The National Team is here as well, and we have teamed up with them for several training sessions. One particularly memorable one was the L3 rollerski up the Rossfeldstrasse, a sustained climb that took upwards of an hour along the German/ Austrian border. We were greeted by gorgeous mountain views as we neared the top. We could also see the Eagle’s Nest, a refuge of Hitler’s during World War II.

Mike cruising into the mountains

Susan and I cooling down after the long interval

We also did some rainy rollerski combo intervals on the range with the National Team, where it was feeling a bit more wintery. This workout called for breaking out the wool shirts, full race suits, rain pants, and vests.

Shooting time!

One afternoon I heard the sound of clip clopping horse shoes on pavement and polka music outside my hotel room. I went to investigate and turns out it was the annual St. George Day ride and horse parade, where people ride or drive their horses through the streets of Ruhpolding out of town to St. Valentine to be bleesed then parade back in. This tradition of horse owners and farmers asking for God’s blessings of their horses dates back to the 16th century.

Many horses and people decked out in traditional garb.

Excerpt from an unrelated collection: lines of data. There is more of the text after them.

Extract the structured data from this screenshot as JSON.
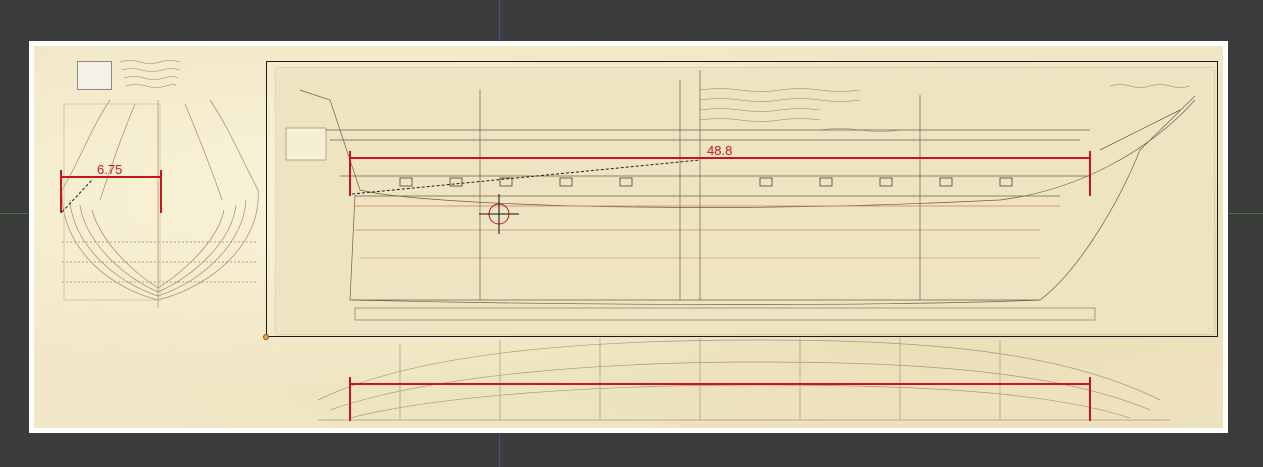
{
  "viewport": {
    "background": "#3c3c3c",
    "guide_colors": {
      "vertical": "#4c4c8a",
      "horizontal": "#3f7a3f"
    }
  },
  "document": {
    "paper_color": "#f1e7c6",
    "stamp_label": "stamp-icon"
  },
  "measurements": [
    {
      "name": "beam-width",
      "label": "6.75"
    },
    {
      "name": "deck-length",
      "label": "48.8"
    },
    {
      "name": "keel-length",
      "label": ""
    }
  ],
  "annotation_color": "#c4161c",
  "crop_region": {
    "handle_color": "#f2a13a"
  }
}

We wrapped up our time in Ruhpolding with a great hike up the Sontagshorn. In typical GRP biathlon European hiking fashion, it became a two-country-slightly-longer-than-expected adventure, but still really fun!

Really neat waterfall. It rained a lot in the several days before this hike, so the water crossings may have been wetter than usual. Regardless, I waded through the rivers and didn’t try to keep my feet dry.

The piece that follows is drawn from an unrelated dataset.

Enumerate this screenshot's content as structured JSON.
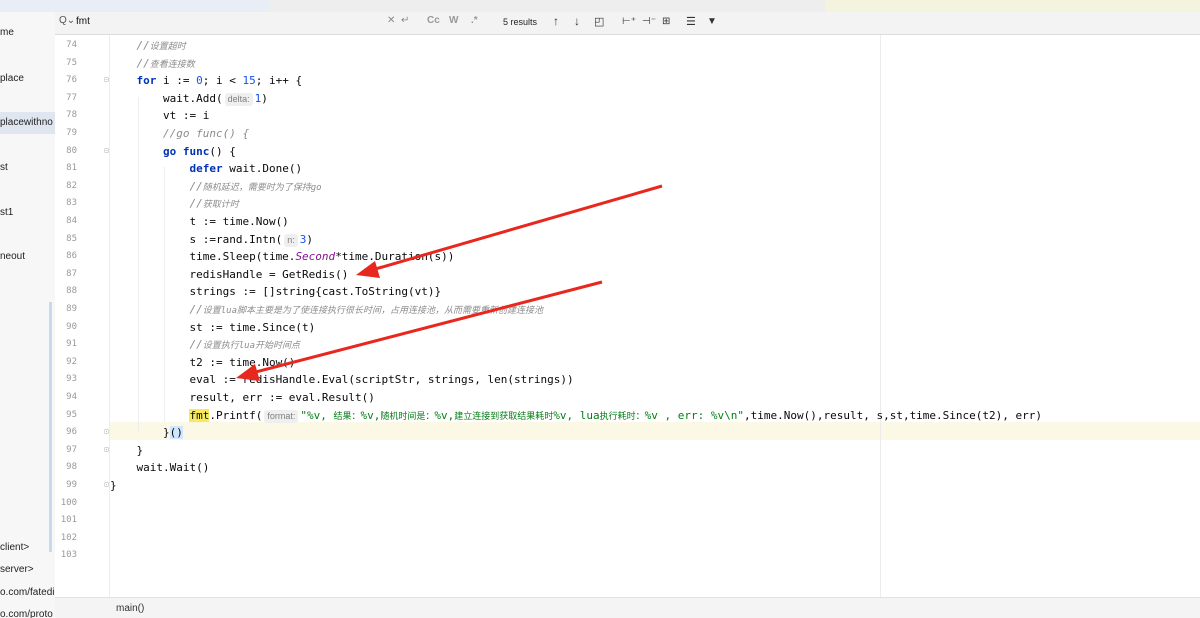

The view from the top. Snowy mountains in the not-so-distant- distance!

Crossing back into Germany from Austria on the return.

Next stop: Arber. We had all been here during the winter within the past few years, but didn’t know what the rollerskiing would be like. The first day we had a nearly deserted roller loop and range and discovered that the paved section was on the mellowest part of the winter courses. Over the few days we were there, we saw the evolution from quiet training facility to bustling venue packed with racers and fans and sponsors for the Deutsche Meisterschaft Biathlon or German Biathlon Rollerski Nationals, which serve as important qualifying races for the Germans and good (hard) competition for foreign racers. We did two races, a sprint and a pursuit. Both the men’s and women’s fields were deep, with lots of speedy and sharpshooting Germany juniors, World Cup and IBU Cup regulars, and foreigners from Switzerland, Finland, the US, and other countries.

Start of the women’s pursuit. Doesn’t really capture the fans, but there were LOTS.

Emily started in front of reigning World Champ (many times over) Laura Dahlmeier in the sprint! (Picture from Alex’s Instagram).

Bodenmais, the town that we stayed in, is known for their glass. We did some touristing and stopped in several glass shops during our down time. Rumor has it this is where they make the crystal globes for World Cup winners.

Mike’s wise owl friend

We are know in Oberhof for the last leg of our trip, skiing on SNOW! More on that later, but here’s a sneak peak.

Mike in the tunnel